Take a look at this article, which goes on to further explain that for each option a “sweet-spot” exists with the optimal time to expiration/option price. We agree!
What is the Best Strike Price to Go After?Answering this question is more of an art than the previous question. A very generic answer depends on how much income you want from the covered call and at what price are you comfortable “selling” the stock if the stock did go above your strike price. The more complex answer may start to sound Greek to many investors. That is because options have various metrics which they are measured by: Delta, Vega, Gamma, Theta, and Rho. All of these are important for different types of options. Some of our clients receive ongoing solicitations from other advisors who do not understand these concepts. We do! This knowledge and experience is why it is great to have WFG as your advisor! We analyze all that for you before we make a suggestion.
TimingThe last issue is timing. Think back to the day you met your significant other. How amazing was that timing? We all know, timing is everything. Though it is nearly impossible to predict accurately, the best time to write options is when volatility is higher relative to its average.
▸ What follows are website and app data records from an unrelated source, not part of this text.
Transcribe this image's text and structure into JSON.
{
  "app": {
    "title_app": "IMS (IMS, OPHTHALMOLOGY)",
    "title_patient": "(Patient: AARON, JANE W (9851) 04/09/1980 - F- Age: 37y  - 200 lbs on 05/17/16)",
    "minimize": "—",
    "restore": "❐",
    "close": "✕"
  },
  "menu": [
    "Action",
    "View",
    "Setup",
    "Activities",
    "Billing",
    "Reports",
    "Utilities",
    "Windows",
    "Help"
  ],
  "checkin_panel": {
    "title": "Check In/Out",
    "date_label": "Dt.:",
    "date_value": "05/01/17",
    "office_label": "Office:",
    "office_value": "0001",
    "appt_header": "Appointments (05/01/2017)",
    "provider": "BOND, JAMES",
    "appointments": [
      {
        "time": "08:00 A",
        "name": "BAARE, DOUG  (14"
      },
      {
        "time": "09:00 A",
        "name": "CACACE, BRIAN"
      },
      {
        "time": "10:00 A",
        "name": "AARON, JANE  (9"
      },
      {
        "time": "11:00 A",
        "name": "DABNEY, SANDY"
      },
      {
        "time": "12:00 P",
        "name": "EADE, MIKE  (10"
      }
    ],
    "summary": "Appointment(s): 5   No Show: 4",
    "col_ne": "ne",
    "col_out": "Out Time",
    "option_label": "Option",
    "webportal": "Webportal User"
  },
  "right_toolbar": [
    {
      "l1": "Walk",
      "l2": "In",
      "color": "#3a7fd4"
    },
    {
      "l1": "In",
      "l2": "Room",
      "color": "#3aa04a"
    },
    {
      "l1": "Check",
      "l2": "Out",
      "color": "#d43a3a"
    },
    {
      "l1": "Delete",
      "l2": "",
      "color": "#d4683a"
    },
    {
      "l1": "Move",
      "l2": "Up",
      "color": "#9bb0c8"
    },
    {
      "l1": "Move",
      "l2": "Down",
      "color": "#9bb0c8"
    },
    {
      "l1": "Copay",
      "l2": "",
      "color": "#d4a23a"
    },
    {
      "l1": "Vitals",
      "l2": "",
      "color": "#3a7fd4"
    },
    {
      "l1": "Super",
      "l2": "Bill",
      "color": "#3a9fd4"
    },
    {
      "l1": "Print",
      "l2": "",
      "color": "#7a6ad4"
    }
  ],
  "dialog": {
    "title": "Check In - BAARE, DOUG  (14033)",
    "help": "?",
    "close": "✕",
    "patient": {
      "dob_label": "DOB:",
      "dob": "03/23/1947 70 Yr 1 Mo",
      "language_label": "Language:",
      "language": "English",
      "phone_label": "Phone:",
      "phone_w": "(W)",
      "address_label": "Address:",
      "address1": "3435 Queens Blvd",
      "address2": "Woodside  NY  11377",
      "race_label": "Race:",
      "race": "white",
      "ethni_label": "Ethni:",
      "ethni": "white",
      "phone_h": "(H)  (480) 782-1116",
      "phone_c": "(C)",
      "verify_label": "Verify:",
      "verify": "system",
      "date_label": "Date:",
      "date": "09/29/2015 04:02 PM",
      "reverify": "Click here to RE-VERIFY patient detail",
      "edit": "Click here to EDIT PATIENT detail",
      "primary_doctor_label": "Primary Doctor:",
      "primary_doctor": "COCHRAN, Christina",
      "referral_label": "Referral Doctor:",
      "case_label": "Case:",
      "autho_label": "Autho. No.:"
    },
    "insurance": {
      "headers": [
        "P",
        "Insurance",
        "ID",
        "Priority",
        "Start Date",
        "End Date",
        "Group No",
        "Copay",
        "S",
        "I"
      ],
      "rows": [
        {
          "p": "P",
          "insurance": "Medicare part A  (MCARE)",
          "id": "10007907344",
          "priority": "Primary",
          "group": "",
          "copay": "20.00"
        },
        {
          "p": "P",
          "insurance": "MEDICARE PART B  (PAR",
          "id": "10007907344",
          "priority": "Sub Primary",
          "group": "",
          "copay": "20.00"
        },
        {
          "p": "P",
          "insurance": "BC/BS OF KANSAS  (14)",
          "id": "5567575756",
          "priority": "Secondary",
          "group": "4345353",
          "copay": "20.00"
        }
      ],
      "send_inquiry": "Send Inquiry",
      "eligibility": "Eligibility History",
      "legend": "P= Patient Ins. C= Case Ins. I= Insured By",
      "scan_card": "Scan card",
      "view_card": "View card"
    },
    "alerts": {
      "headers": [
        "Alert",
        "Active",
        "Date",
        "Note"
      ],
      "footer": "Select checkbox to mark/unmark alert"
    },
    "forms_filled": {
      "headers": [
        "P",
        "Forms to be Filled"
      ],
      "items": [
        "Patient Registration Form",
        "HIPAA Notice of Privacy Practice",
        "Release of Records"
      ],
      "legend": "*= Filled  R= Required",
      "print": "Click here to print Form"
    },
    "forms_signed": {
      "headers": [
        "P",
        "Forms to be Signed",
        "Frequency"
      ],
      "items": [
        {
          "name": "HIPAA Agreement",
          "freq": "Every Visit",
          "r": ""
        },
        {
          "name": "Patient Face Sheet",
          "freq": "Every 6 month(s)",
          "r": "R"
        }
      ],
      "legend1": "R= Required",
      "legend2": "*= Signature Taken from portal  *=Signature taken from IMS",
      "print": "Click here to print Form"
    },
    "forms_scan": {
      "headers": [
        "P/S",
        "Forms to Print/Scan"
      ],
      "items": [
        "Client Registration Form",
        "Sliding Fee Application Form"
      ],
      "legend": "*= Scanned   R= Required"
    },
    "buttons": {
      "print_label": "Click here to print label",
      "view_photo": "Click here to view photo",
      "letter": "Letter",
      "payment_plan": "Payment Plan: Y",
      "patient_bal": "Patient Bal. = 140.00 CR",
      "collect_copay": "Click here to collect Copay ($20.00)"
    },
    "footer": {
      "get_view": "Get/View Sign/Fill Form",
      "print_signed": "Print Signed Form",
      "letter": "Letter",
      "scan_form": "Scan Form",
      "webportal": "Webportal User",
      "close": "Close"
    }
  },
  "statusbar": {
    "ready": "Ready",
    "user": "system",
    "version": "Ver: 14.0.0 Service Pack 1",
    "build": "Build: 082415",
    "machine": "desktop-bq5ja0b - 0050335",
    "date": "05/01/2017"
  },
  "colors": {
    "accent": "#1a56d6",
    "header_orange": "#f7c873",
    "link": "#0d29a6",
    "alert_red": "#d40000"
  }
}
Option prices are directly related to the volatility.
For example, this Bloomberg graph shows the historical volatility for CHRW (C.H.Robinson) over the previous year (this graph is for illustrative purposes only).
The yellow line is the volatility over 30 days and the white line is over 10 days. This type of graph helps to determine the best time to write covered calls, regardless of expiration or strike price.
Although writing covered calls are an easy exercise to execute, it still requires a lot of attention to detail. Make sure you are analyzing these variables when you write calls.